## WHAT THE TASK REQUIRES
All of the entries need to be printed again exactly; pictures are the only thing to omit.

## PROVIDED RECORDS
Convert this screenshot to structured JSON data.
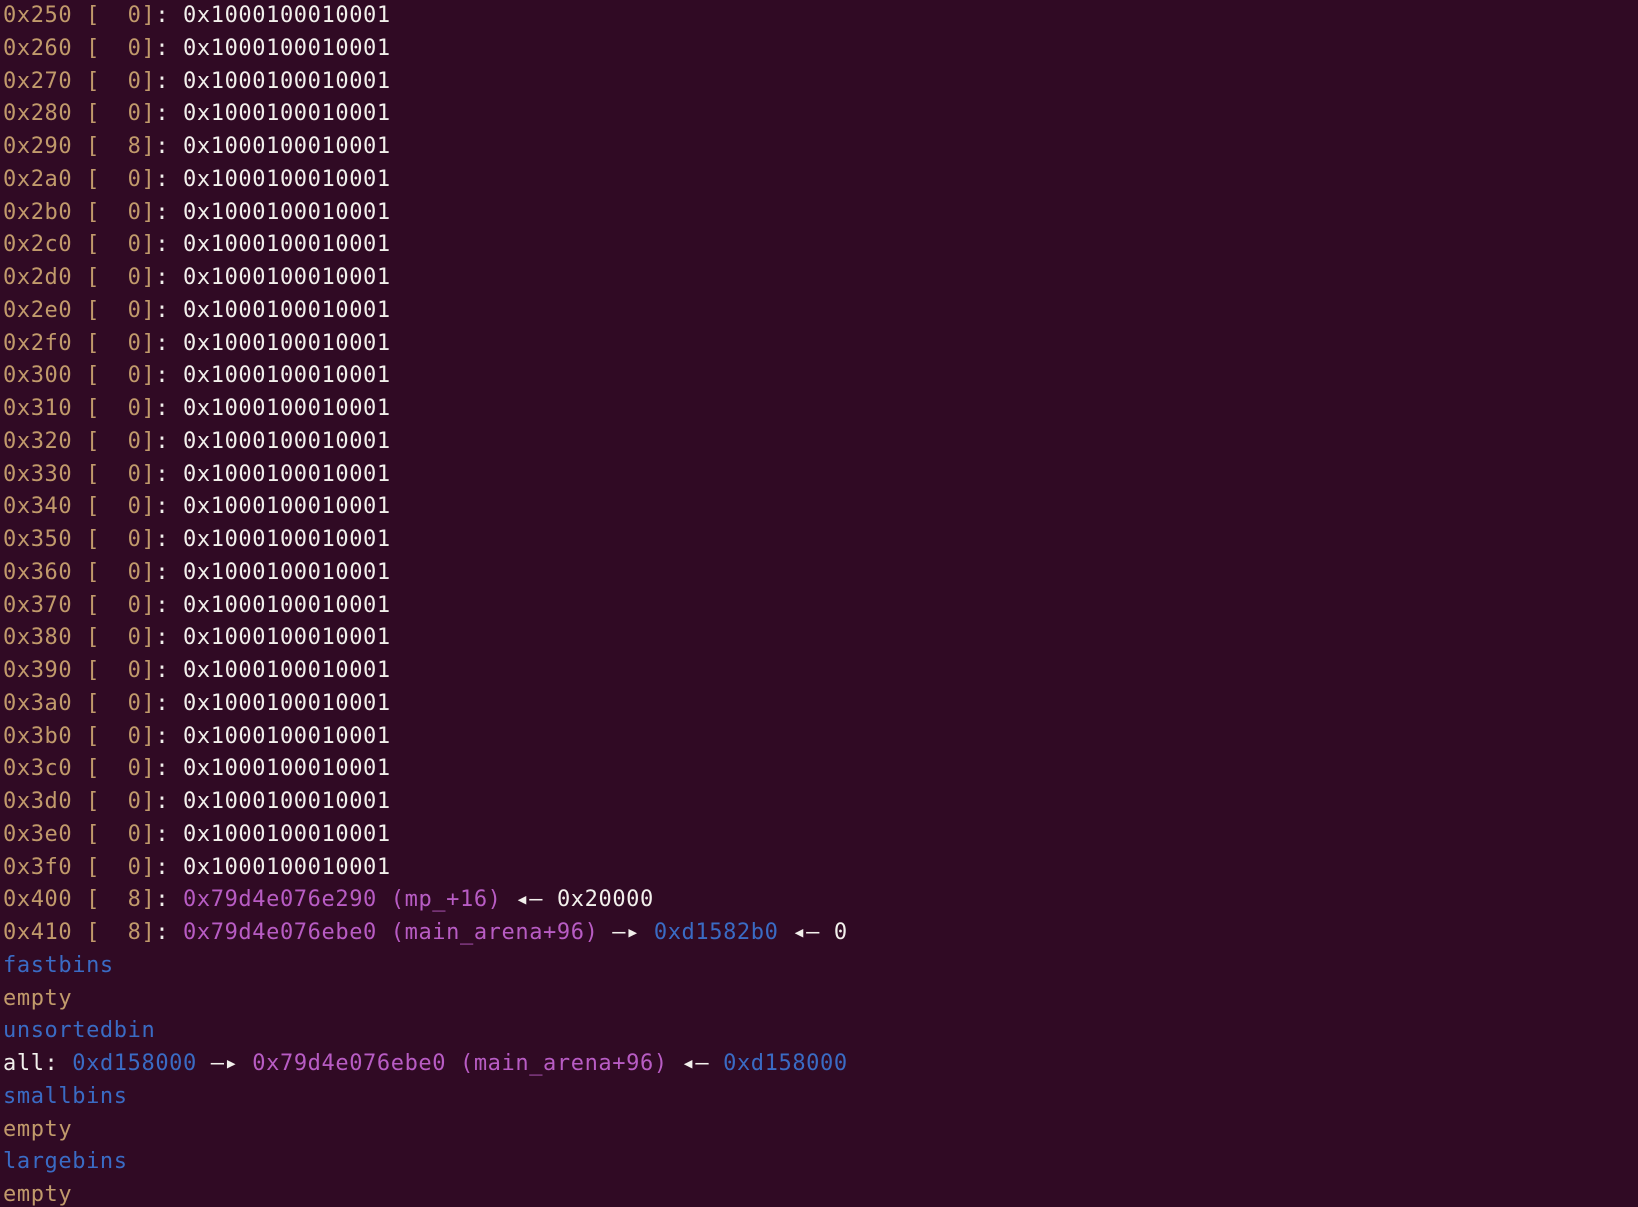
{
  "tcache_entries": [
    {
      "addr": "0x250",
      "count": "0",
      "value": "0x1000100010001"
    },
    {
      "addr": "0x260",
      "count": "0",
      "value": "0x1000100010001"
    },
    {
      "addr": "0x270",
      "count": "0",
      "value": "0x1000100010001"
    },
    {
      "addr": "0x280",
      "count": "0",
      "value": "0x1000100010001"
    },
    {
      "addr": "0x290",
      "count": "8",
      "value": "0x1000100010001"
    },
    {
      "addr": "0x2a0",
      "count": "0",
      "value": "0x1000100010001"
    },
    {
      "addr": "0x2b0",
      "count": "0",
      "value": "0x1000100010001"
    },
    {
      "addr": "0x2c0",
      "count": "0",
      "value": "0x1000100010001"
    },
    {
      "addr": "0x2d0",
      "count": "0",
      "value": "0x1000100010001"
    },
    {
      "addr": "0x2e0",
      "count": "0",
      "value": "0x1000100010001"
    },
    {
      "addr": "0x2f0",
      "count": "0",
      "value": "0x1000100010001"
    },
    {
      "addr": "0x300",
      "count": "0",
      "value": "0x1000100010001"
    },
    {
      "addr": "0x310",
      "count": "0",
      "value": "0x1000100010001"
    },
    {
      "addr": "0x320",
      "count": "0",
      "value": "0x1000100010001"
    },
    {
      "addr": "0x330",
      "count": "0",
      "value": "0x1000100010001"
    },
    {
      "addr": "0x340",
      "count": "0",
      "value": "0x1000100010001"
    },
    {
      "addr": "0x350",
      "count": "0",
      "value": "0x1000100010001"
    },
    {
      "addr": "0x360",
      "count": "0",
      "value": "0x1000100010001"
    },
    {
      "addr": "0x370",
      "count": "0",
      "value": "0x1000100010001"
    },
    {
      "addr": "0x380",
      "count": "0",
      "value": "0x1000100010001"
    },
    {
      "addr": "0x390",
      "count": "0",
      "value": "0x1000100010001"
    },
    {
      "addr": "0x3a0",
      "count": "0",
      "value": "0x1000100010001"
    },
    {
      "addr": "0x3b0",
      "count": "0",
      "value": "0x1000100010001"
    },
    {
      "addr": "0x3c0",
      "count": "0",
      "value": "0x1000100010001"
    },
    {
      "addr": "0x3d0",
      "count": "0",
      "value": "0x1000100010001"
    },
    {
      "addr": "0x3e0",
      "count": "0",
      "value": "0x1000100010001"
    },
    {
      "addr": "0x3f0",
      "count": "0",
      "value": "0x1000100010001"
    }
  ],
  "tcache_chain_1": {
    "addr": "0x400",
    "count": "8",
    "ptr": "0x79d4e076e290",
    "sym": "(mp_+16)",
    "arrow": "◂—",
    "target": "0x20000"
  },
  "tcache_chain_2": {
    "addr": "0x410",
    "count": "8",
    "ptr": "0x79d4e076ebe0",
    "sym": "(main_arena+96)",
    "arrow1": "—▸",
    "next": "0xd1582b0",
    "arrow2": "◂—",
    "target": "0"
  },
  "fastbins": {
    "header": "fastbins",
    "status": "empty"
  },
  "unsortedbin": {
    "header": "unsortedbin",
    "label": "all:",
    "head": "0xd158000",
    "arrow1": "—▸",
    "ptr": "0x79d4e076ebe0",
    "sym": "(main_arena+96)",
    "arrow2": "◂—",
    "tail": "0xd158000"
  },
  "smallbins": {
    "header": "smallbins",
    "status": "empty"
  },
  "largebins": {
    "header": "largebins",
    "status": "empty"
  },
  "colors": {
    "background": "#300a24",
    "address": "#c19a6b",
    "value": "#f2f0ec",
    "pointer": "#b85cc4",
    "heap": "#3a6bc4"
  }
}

## REPLY TO THE TASK
Convert this screenshot to structured JSON data.
{
  "tcache_entries": [
    {
      "addr": "0x250",
      "count": "0",
      "value": "0x1000100010001"
    },
    {
      "addr": "0x260",
      "count": "0",
      "value": "0x1000100010001"
    },
    {
      "addr": "0x270",
      "count": "0",
      "value": "0x1000100010001"
    },
    {
      "addr": "0x280",
      "count": "0",
      "value": "0x1000100010001"
    },
    {
      "addr": "0x290",
      "count": "8",
      "value": "0x1000100010001"
    },
    {
      "addr": "0x2a0",
      "count": "0",
      "value": "0x1000100010001"
    },
    {
      "addr": "0x2b0",
      "count": "0",
      "value": "0x1000100010001"
    },
    {
      "addr": "0x2c0",
      "count": "0",
      "value": "0x1000100010001"
    },
    {
      "addr": "0x2d0",
      "count": "0",
      "value": "0x1000100010001"
    },
    {
      "addr": "0x2e0",
      "count": "0",
      "value": "0x1000100010001"
    },
    {
      "addr": "0x2f0",
      "count": "0",
      "value": "0x1000100010001"
    },
    {
      "addr": "0x300",
      "count": "0",
      "value": "0x1000100010001"
    },
    {
      "addr": "0x310",
      "count": "0",
      "value": "0x1000100010001"
    },
    {
      "addr": "0x320",
      "count": "0",
      "value": "0x1000100010001"
    },
    {
      "addr": "0x330",
      "count": "0",
      "value": "0x1000100010001"
    },
    {
      "addr": "0x340",
      "count": "0",
      "value": "0x1000100010001"
    },
    {
      "addr": "0x350",
      "count": "0",
      "value": "0x1000100010001"
    },
    {
      "addr": "0x360",
      "count": "0",
      "value": "0x1000100010001"
    },
    {
      "addr": "0x370",
      "count": "0",
      "value": "0x1000100010001"
    },
    {
      "addr": "0x380",
      "count": "0",
      "value": "0x1000100010001"
    },
    {
      "addr": "0x390",
      "count": "0",
      "value": "0x1000100010001"
    },
    {
      "addr": "0x3a0",
      "count": "0",
      "value": "0x1000100010001"
    },
    {
      "addr": "0x3b0",
      "count": "0",
      "value": "0x1000100010001"
    },
    {
      "addr": "0x3c0",
      "count": "0",
      "value": "0x1000100010001"
    },
    {
      "addr": "0x3d0",
      "count": "0",
      "value": "0x1000100010001"
    },
    {
      "addr": "0x3e0",
      "count": "0",
      "value": "0x1000100010001"
    },
    {
      "addr": "0x3f0",
      "count": "0",
      "value": "0x1000100010001"
    }
  ],
  "tcache_chain_1": {
    "addr": "0x400",
    "count": "8",
    "ptr": "0x79d4e076e290",
    "sym": "(mp_+16)",
    "arrow": "◂—",
    "target": "0x20000"
  },
  "tcache_chain_2": {
    "addr": "0x410",
    "count": "8",
    "ptr": "0x79d4e076ebe0",
    "sym": "(main_arena+96)",
    "arrow1": "—▸",
    "next": "0xd1582b0",
    "arrow2": "◂—",
    "target": "0"
  },
  "fastbins": {
    "header": "fastbins",
    "status": "empty"
  },
  "unsortedbin": {
    "header": "unsortedbin",
    "label": "all:",
    "head": "0xd158000",
    "arrow1": "—▸",
    "ptr": "0x79d4e076ebe0",
    "sym": "(main_arena+96)",
    "arrow2": "◂—",
    "tail": "0xd158000"
  },
  "smallbins": {
    "header": "smallbins",
    "status": "empty"
  },
  "largebins": {
    "header": "largebins",
    "status": "empty"
  },
  "colors": {
    "background": "#300a24",
    "address": "#c19a6b",
    "value": "#f2f0ec",
    "pointer": "#b85cc4",
    "heap": "#3a6bc4"
  }
}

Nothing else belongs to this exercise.